• [Try it] Using the records below, find every line that includes "kind" and copy it.

[Entries from a dataset of interfaces]
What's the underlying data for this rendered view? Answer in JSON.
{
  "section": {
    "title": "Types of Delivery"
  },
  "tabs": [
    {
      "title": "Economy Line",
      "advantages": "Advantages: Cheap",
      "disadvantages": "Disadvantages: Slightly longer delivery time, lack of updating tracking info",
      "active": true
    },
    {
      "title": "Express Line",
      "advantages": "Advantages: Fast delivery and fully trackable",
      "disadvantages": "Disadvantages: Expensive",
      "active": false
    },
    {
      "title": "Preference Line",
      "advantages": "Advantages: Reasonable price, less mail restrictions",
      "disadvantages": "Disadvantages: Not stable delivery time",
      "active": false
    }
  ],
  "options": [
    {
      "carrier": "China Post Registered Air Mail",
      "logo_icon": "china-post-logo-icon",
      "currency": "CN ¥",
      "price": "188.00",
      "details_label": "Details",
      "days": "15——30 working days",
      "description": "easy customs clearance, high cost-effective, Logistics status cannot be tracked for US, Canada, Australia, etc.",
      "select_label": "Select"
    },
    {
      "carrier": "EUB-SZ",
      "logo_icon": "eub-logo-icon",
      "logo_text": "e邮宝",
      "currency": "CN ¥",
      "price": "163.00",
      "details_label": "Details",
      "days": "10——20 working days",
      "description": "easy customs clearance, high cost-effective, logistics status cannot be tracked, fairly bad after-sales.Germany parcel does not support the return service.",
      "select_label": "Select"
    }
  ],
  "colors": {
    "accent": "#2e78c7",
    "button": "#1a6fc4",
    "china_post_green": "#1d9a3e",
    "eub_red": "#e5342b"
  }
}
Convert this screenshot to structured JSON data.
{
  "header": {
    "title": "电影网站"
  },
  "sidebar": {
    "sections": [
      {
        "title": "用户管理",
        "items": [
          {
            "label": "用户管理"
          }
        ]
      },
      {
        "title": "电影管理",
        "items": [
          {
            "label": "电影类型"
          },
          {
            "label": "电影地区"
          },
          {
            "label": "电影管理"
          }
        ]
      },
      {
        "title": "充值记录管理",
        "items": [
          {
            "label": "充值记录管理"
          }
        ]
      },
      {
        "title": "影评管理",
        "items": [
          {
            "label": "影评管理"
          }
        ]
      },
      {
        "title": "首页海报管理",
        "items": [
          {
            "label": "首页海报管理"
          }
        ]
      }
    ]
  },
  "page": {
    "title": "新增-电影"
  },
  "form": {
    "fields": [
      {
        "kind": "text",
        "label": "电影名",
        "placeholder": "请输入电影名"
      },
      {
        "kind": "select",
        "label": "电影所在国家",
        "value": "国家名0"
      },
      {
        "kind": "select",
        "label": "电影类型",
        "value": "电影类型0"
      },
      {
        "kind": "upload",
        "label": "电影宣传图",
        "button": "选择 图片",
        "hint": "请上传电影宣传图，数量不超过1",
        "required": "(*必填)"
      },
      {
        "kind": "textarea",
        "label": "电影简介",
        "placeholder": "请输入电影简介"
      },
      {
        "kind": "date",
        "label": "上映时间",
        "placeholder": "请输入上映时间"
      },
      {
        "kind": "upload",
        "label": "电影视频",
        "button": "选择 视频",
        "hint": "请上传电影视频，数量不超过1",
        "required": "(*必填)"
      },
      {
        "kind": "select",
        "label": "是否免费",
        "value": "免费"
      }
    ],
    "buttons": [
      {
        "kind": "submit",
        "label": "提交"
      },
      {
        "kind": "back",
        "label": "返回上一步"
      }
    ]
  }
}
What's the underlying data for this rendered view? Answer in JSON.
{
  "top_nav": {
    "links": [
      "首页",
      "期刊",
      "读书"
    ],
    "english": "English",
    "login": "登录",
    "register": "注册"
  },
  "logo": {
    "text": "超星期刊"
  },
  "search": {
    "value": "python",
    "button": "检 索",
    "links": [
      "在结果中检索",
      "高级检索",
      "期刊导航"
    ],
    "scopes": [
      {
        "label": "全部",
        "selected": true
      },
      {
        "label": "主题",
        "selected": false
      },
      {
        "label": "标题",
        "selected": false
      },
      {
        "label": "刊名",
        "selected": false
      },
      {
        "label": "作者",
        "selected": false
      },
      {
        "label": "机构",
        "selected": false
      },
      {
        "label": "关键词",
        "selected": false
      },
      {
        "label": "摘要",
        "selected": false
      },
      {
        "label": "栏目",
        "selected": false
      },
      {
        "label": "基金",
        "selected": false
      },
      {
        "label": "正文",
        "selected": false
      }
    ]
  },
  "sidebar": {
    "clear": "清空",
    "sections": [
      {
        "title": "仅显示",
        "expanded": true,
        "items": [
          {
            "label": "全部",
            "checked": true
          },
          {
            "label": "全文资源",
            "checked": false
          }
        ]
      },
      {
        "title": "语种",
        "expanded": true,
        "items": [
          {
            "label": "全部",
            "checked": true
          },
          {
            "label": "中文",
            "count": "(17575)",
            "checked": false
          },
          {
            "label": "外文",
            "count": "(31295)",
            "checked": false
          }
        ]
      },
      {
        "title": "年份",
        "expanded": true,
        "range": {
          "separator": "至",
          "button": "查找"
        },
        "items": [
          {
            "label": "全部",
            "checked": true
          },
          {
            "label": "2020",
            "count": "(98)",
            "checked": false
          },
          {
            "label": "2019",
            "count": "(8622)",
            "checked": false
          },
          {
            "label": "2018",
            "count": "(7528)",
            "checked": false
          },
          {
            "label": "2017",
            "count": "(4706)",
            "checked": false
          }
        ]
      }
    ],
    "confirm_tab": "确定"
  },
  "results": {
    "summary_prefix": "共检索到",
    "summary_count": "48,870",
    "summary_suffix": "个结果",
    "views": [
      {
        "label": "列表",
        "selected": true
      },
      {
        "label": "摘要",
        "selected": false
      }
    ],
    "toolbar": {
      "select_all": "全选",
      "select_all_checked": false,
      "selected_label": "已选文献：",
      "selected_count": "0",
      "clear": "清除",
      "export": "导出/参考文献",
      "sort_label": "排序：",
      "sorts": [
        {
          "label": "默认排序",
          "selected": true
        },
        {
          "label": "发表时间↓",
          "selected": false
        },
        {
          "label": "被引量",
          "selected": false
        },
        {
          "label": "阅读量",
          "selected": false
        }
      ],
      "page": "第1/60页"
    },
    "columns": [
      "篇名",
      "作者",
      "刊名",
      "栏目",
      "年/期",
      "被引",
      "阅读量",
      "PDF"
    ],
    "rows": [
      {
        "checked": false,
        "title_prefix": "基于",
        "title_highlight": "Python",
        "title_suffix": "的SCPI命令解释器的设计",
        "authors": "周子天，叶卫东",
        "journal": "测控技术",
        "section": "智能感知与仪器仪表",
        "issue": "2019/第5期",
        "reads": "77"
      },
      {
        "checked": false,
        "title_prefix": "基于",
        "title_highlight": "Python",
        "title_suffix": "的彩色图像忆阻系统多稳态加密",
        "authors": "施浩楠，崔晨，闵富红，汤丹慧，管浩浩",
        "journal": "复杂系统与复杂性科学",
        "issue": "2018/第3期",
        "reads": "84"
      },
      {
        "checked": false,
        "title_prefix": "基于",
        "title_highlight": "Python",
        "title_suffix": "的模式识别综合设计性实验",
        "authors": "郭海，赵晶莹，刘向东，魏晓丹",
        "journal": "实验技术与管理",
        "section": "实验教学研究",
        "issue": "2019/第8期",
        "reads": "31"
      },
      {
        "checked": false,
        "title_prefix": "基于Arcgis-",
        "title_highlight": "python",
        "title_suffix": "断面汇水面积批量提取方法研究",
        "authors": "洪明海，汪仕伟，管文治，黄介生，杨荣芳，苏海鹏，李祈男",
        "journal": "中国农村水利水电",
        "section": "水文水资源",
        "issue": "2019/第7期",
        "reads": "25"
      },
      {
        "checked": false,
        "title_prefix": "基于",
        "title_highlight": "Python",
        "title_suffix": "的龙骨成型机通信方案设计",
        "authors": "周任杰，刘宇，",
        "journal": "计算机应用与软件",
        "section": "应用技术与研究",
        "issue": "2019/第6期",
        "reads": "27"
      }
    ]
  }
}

• [Worked solution]
        "kind": "text",
        "kind": "select",
        "kind": "select",
        "kind": "upload",
        "kind": "textarea",
        "kind": "date",
        "kind": "upload",
        "kind": "select",
        "kind": "submit",
        "kind": "back",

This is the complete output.